Climb it till you get the best look of the Kaaba. Then raise both arms whilst facing the Qibla and make a high-sounding call three times in a row:
اللّهُ أكبر, اللّهُ أكبر, اللّهُ أكبر
Pray as much as you can. This is the place for it. Ascend the Marwa Hill next. For men, the pace is rushed, particularly through that corridor illuminated in green, but eases after they cross that green stretch. This dua is optional:
لاَ إِلَهَ إِلاَّ اللَّهُ وَحْدَهُ لاَ شَرِيْكَ لَه، لَهُ الْمُلْكُ وَ لَهُ الْحَمْدُ يُحْيِي وَ يُمِيْتُ وَ هُوَ عَلَى كُلِّ شَيْءٍ قَدِيْر؛ لاَ إِلَهَ إِلاَّ اللَّهُ وَحْدَهُ لاَ شَرِيْكَ لَه، أَنْجَزَ وَعْدَهُ وَ نَصَرَ عَبْدَهُ وَ هَزَمَ الأَحْزَابَ وَ حْدَه
Both men and women, as soon as they reach the Marwa Top, must face the Kaaba, lift their hands to resound the call, again three times:
اللّهُ أكبر, اللّهُ أكبر, اللّهُ أكبر
This concludes your first Sai. Once again head for the Safa Hill. Men must walk briskly through the passage lighted in green and slow down once they come across it. Women are not required to make haste. Reaching Safa concludes the second lap. Maintain this pattern for seven consecutive circuits, and then wind it up at the the Marwa Hill. Here you have the liberty to offer your supplications – 2 nafal rakats. Thus ends your Sai. But not the Umrah. To finish it, men must shave their heads, or trim their hair at least while women can merely cut them an inch shorter. Exit the ihram whenever convenient. There is no more restriction.
The entire stay in Makkah along with detours to illustrious sites like Masjid an-Nabawi, the Quba Mosque, Mount Uhud and the cemetery of Al-Baqi’ allow for some of the most promising experiences out there. After all has been said and done, just remember that your intentions must remain pure as your worship is a direct reflection of that. Make it a point to say Bismillah every step of the way, whether it is that you are looking at the Kaaba for the first time or touching the Hajr e Aswad.
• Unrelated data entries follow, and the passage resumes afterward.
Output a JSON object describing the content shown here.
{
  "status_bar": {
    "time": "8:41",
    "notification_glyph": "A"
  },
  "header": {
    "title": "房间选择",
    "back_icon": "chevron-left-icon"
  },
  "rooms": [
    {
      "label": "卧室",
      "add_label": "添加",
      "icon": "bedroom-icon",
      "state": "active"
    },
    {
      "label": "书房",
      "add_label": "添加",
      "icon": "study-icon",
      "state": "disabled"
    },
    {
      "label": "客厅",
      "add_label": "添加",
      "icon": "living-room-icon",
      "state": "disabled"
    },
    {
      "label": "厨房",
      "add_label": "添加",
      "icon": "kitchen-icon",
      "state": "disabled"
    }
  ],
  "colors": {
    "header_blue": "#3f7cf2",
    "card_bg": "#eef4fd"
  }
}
Do not engage in idle chit-chat. Like a true Momin, devote your time and efforts to the worship of Allah.